The Commercial Appeal

Israel: No new West Bank settlement­s


JERUSALEM – Israel has told the Biden administra­tion it will rein in the approval of new West Bank settlement outposts, the prime minister’s office said Monday, a day after a potential diplomatic crisis was averted at the United Nations over Israeli-palestinia­n tensions.

The office of Israeli Prime Minister Benjamin Netanyahu said Israel would not greenlight any new wildcat settlement­s in the West Bank beyond nine such outposts built without authorizat­ion it approved retroactiv­ely earlier this month. The statement, however, made no mention of the thousands of additional homes in existing settlement­s officials say are to be soon approved.

A contentiou­s U.N. Security Council resolution pushed by the Palestinia­ns and their supporters slated for Monday would have condemned Israel for settlement expansion and demanded a halt to future activity. According to multiple diplomats, the Biden administra­tion managed to forestall the vote by convincing Israel and the Palestinia­ns to agree in principle to a six-month freeze in any unilateral action they might take.

“Israel notified the U.S. that in the coming months it will not authorize new settlement­s beyond the nine that have already been approved,” Netanyahu’s office said.

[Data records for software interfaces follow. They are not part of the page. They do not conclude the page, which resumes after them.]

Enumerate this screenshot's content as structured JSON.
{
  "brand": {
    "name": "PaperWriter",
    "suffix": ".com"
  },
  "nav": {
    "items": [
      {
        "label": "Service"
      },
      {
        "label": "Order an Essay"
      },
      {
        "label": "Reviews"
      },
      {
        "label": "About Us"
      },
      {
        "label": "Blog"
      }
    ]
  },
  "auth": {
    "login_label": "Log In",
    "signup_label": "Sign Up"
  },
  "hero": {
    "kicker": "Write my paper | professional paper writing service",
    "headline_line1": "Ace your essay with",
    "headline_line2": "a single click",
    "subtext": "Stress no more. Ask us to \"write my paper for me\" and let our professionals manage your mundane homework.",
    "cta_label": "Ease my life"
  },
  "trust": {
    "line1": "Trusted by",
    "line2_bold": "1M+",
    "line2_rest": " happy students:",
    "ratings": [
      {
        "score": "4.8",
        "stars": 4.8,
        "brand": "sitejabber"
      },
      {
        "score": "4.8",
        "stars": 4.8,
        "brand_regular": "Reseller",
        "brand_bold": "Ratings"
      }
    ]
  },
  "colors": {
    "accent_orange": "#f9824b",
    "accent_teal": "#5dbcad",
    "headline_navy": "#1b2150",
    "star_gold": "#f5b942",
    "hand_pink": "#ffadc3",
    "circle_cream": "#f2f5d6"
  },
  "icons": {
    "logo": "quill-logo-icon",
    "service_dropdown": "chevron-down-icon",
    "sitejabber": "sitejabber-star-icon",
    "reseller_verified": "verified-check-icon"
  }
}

Dozens of unauthoriz­ed outposts dot the occupied West Bank, in addition to scores of existing settlement­s. These outposts, which sometimes are little more than a handful of trailer homes but can also resemble small villages, are built without authorizat­ion but are often tolerated and even encouraged by Israeli government­s. The internatio­nal community considers all Israeli constructi­on on occupied land to be illegitima­te or illegal.

The U.N. vote presented a headache for the Biden administra­tion at a time when it is focusing its diplomatic efforts on Russia’s war with Ukraine, which is coming up on one year this week. Biden made a surprise visit to Kyiv Monday.

It also highlighte­d the deep difference­s between Biden’s administra­tion, which supports Palestinia­n statehood and opposes settlement­s, and the Israeli government, which is made up of ultranatio­nalists who oppose Palestinia­n independen­ce and have pledged to ramp up settlement building.

The pledge to hold off on approving outposts contradict­s the government’s guiding principles, and Netanyahu could face a backlash from his farright, pro-settler coalition partners. Constructi­on in establishe­d settlement­s is expected to continue, as it has under successive Israeli government­s.

Netanyahu’s office also said it would continue to demolish illegally built Palestinia­n homes in the 60% of the West Bank that is under full Israeli control. Palestinia­n residents in these areas say it is almost impossible to receive a building permit from Israeli authoritie­s.

The United States, along with much of the internatio­nal community, say the settlement­s are obstacles to peace by taking over land sought by the Palestinia­ns for their state. Over 700,000 Jewish Israelis now live in the West Bank and east Jerusalem – territorie­s captured in the 1967 Mideast war and claimed by the Palestinia­ns.

 ?? ARIEL SCHALIT/AP FILE ?? A view of the West Bank Jewish settlement of Eli. Israel has said that it will not authorize new outposts.
ARIEL SCHALIT/AP FILE A view of the West Bank Jewish settlement of Eli. Israel has said that it will not authorize new outposts.

Newspapers in English

Newspapers from United States